Understanding the economy's cycles can help put current business conditions in better perspective.
If you are concerned about inflation and expect short-term interest rates may increase, TIPS could be worth considering.
Time and market performance may subtly and slowly imbalance your portfolio.
Thanks to the work of three economists, we have a better understanding of what determines an asset’s price.
The S&P 500 represents a large portion of the value of the U.S. equity market, it may be worth understanding.
Use this calculator to compare the future value of investments with different tax consequences.
Use this calculator to better see the potential impact of compound interest on an asset.
This calculator helps determine your pre-tax and after-tax dividend yield on a particular stock.
Determine if you are eligible to contribute to a traditional or Roth IRA.

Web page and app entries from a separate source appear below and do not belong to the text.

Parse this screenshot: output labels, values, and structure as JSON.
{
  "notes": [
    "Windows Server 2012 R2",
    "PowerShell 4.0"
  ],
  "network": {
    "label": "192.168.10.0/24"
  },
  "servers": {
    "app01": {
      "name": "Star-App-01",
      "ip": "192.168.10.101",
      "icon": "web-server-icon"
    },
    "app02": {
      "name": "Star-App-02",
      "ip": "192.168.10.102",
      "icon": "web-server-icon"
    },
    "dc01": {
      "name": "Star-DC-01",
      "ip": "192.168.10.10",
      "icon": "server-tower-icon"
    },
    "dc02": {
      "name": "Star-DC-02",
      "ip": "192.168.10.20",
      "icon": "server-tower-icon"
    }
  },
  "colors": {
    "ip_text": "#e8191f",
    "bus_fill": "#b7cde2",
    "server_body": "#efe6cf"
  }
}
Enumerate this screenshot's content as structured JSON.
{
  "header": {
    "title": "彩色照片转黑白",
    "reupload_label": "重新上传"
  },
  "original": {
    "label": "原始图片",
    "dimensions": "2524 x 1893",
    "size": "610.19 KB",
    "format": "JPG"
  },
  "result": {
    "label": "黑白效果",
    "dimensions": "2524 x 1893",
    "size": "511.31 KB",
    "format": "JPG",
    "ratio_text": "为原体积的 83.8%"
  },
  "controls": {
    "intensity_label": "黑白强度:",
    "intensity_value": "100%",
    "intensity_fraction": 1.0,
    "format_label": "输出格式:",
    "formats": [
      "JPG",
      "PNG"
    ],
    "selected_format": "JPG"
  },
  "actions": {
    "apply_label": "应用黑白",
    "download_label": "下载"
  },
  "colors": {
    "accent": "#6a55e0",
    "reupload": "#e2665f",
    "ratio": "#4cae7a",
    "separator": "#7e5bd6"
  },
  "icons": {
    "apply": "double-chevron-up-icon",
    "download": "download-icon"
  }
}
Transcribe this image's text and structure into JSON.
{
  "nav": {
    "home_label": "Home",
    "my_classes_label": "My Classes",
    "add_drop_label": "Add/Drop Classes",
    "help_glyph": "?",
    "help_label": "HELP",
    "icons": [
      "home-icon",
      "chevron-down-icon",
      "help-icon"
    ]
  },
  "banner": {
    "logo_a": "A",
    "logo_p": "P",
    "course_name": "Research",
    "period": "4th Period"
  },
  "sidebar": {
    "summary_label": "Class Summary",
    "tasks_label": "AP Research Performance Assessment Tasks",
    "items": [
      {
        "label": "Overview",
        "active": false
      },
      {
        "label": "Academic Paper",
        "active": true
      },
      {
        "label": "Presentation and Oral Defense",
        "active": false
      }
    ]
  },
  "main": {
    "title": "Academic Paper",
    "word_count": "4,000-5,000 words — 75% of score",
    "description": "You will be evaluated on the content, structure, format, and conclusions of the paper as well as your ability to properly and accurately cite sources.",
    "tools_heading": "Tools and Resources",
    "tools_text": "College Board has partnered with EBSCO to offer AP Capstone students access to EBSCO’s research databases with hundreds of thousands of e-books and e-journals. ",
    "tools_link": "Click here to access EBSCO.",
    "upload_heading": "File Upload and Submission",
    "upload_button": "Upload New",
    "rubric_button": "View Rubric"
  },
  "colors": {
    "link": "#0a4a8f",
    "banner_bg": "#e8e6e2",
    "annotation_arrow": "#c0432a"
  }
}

This questionnaire will help determine your tolerance for investment risk.
This calculator can help you estimate how much you should be saving for college.
There are some smart strategies that may help you pursue your investment objectives
Principles that can help create a portfolio designed to pursue investment goals.
Learn about the difference between bulls and bears—markets, that is!
Learning more about gold and its history may help you decide whether it has a place in your portfolio.
It's easy to let investments accumulate like old receipts in a junk drawer.
Here is a quick history of the Federal Reserve and an overview of what it does.
What if instead of buying that vacation home, you invested the money?
Tulips were the first, but they won’t be the last. What forms a “bubble” and what causes them to burst?